Work instruction -
Can you pull out each line of the data below that includes the word "taxes"?

(Material provided Opens)

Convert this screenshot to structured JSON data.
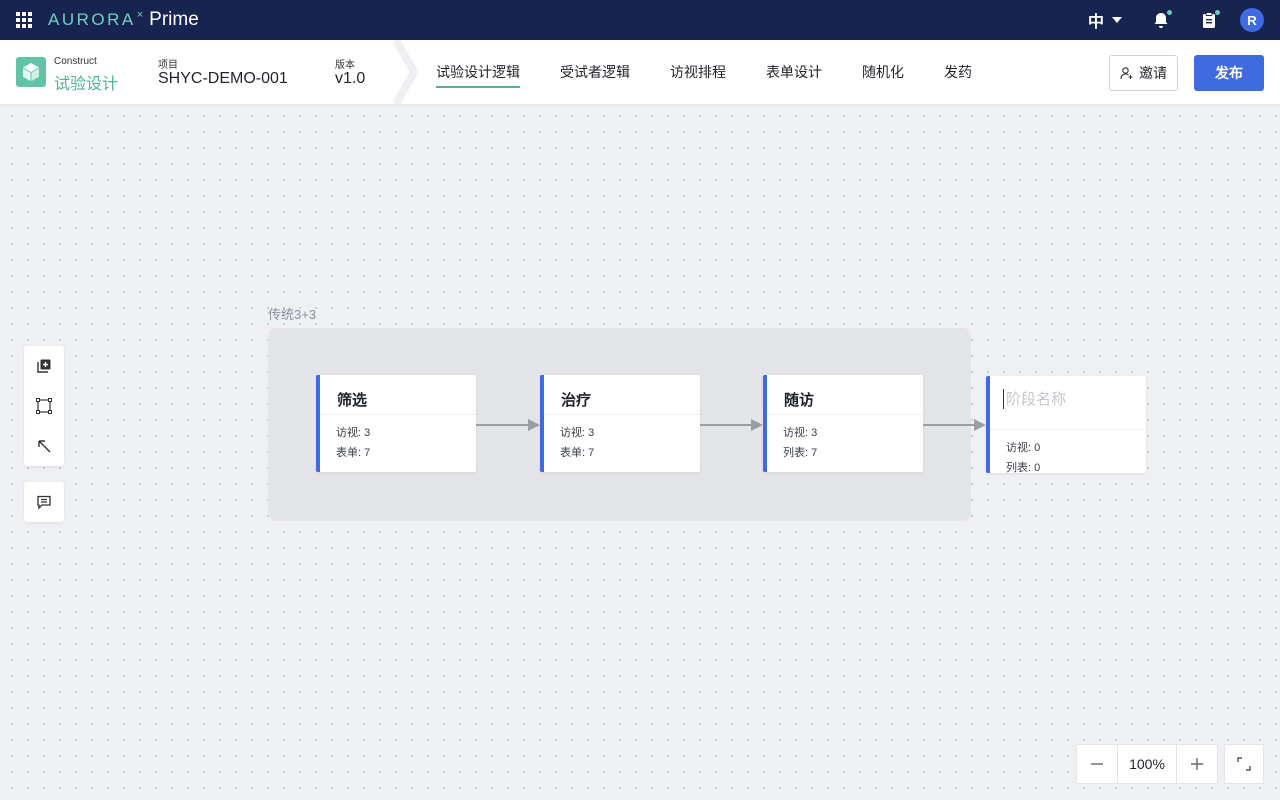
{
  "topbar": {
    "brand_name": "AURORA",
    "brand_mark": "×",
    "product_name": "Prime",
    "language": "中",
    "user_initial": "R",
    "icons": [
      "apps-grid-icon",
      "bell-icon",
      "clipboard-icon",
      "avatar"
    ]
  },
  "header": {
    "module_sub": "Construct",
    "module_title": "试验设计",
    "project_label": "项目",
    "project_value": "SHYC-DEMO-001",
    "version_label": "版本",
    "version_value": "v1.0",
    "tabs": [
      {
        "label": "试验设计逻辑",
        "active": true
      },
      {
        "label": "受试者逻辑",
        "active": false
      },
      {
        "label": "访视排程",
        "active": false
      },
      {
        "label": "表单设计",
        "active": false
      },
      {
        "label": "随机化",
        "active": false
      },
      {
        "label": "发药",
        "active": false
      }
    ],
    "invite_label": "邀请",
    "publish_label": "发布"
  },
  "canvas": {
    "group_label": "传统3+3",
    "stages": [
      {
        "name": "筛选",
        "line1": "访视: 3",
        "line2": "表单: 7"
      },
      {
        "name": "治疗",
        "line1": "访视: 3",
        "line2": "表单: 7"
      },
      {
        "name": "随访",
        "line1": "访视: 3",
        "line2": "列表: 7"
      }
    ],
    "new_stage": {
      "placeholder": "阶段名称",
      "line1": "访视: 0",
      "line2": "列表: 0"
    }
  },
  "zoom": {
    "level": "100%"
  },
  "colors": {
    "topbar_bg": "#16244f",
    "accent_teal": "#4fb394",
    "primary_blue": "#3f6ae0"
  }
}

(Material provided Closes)
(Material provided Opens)

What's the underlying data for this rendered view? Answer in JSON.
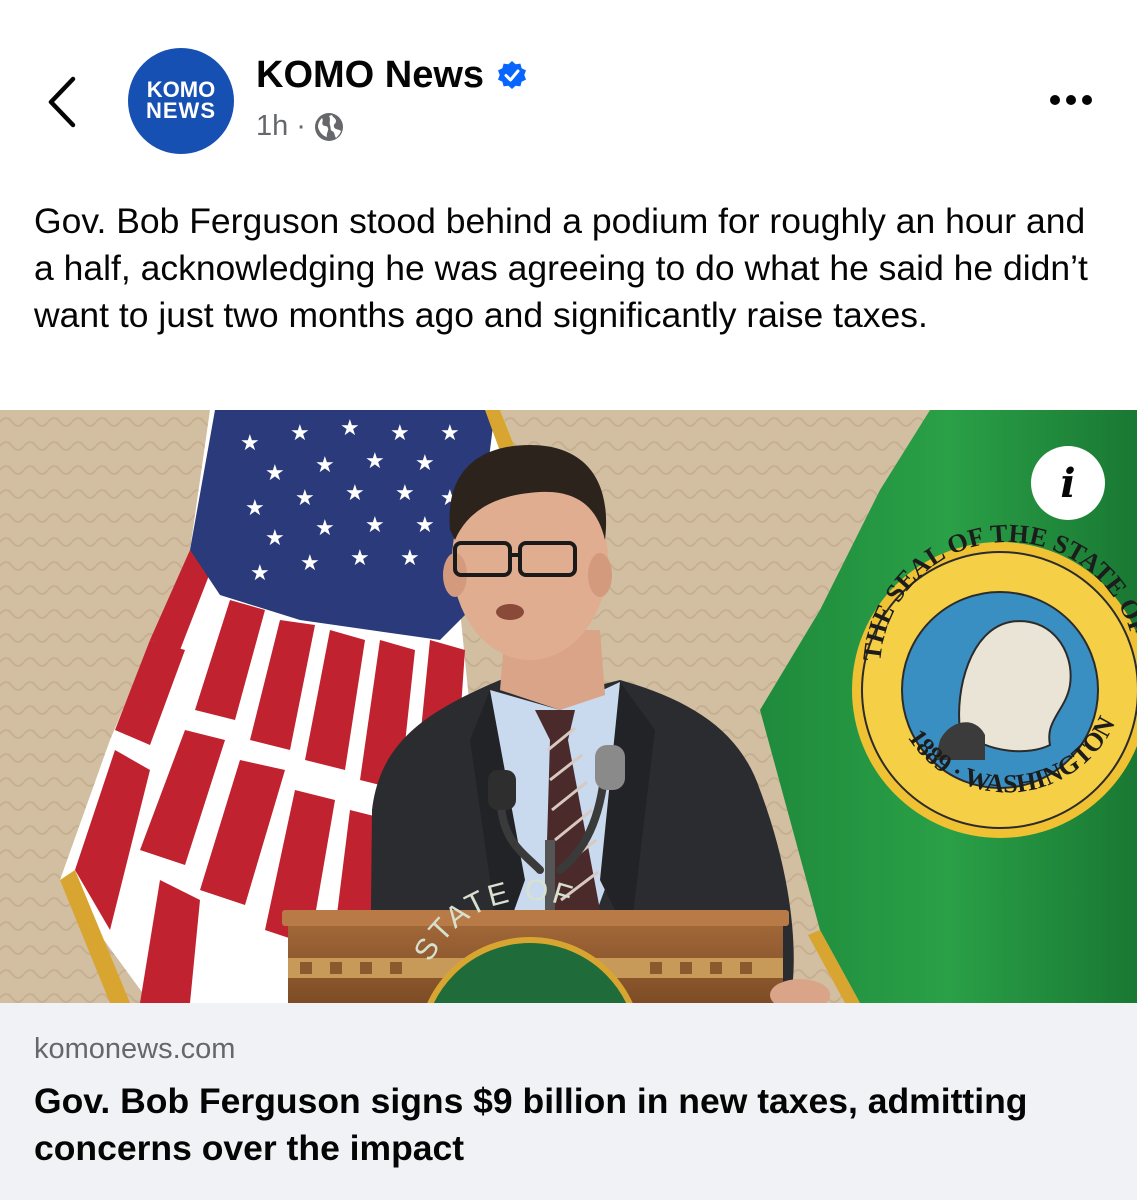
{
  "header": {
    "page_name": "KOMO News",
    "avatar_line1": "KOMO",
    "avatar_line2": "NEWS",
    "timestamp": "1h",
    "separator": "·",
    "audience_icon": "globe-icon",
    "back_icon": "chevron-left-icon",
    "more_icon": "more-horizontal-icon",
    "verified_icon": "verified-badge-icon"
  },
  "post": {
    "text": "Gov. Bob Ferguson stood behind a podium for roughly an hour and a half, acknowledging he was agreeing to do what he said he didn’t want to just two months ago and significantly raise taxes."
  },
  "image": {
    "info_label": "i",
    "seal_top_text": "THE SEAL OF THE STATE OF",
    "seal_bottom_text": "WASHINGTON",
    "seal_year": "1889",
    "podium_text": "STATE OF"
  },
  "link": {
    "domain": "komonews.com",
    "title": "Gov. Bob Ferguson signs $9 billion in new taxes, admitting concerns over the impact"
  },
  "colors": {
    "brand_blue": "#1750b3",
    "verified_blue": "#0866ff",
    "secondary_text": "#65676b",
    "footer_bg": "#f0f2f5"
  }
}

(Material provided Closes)

Task result -
    "text": "Gov. Bob Ferguson stood behind a podium for roughly an hour and a half, acknowledging he was agreeing to do what he said he didn’t want to just two months ago and significantly raise taxes."
    "title": "Gov. Bob Ferguson signs $9 billion in new taxes, admitting concerns over the impact"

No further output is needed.